WHAT IS EXPECTED:
Sort through the entries below and pull out lines containing the word "plus".

○ ○ ○ ○

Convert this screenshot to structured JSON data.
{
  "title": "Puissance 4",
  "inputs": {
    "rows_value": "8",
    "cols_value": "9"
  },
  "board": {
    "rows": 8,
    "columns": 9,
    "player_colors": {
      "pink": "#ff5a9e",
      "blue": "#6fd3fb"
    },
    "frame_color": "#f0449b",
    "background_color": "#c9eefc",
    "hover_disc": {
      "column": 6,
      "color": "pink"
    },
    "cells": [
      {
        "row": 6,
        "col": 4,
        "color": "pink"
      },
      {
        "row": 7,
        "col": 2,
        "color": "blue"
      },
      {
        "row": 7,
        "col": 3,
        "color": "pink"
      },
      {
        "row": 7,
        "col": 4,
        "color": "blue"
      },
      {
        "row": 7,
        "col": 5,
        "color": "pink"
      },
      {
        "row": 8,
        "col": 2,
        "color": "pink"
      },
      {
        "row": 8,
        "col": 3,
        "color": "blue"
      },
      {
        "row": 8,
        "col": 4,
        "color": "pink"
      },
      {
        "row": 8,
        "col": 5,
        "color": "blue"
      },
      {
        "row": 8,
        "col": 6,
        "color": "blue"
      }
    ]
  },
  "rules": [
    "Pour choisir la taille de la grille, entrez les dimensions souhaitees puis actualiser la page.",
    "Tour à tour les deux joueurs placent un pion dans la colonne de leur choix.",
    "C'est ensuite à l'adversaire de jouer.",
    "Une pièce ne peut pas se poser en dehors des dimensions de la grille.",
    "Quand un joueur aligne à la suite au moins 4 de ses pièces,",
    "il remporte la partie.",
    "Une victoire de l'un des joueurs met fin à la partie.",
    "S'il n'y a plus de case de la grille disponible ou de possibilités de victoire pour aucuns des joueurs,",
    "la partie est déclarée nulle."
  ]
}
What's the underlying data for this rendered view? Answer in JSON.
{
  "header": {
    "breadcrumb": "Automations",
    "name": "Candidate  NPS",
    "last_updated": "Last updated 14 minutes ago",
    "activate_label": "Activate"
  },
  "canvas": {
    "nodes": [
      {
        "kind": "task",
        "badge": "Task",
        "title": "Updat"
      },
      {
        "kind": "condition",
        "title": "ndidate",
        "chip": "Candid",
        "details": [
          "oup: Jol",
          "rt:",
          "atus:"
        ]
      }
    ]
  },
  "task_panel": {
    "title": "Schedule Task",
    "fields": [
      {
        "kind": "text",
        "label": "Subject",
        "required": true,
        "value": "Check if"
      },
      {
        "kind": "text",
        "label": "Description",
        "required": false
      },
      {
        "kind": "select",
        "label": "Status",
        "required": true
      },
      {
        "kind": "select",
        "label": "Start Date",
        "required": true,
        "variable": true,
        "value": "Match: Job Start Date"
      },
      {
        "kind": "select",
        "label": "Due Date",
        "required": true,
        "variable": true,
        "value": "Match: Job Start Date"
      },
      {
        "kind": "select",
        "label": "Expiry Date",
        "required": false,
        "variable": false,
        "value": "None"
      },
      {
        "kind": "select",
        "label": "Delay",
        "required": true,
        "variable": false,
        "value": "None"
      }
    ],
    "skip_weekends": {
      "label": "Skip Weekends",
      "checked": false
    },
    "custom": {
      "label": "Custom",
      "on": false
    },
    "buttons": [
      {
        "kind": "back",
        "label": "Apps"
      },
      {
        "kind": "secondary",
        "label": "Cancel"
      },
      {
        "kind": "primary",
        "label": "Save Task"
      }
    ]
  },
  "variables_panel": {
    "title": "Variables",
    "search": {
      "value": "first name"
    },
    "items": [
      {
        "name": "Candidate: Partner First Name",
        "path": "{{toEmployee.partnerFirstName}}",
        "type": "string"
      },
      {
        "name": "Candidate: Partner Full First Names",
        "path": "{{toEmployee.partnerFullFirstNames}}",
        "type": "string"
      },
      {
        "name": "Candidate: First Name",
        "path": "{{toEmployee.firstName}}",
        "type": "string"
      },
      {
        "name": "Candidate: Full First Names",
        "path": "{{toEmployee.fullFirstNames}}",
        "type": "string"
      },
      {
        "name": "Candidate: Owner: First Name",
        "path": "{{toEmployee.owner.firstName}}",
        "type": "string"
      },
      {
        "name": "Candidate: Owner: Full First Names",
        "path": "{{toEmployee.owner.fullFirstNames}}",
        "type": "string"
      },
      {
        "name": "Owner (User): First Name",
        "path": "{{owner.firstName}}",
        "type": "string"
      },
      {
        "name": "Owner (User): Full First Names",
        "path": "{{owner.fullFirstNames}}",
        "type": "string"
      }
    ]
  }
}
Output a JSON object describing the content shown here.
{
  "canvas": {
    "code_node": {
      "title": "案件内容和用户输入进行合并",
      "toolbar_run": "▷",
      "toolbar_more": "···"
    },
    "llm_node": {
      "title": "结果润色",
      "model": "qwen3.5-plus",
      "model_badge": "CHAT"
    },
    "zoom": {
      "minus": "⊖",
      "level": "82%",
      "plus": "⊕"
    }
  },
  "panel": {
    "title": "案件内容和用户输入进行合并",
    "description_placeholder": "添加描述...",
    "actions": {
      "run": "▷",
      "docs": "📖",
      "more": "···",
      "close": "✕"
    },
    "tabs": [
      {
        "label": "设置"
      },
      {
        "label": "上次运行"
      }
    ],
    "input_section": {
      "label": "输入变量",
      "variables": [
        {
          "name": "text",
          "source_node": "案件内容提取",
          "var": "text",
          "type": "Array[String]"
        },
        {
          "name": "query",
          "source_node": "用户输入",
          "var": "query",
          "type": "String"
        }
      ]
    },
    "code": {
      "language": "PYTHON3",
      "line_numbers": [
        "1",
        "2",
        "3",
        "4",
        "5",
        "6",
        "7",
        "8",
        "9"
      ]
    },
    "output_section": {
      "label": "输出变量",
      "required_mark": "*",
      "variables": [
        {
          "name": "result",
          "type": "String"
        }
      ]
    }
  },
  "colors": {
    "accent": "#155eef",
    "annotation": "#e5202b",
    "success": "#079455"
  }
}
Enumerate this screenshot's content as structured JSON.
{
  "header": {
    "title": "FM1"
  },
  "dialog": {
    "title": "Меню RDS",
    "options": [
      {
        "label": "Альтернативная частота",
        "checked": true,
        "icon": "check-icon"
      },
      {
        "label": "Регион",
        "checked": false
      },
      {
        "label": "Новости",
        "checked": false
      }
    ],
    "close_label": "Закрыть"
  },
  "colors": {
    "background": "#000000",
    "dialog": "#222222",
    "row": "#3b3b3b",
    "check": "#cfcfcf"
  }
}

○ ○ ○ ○

COMPLETED EXERCISE:
    "S'il n'y a plus de case de la grille disponible ou de possibilités de victoire pour aucuns des joueurs,",
      "model": "qwen3.5-plus",
      "plus": "⊕"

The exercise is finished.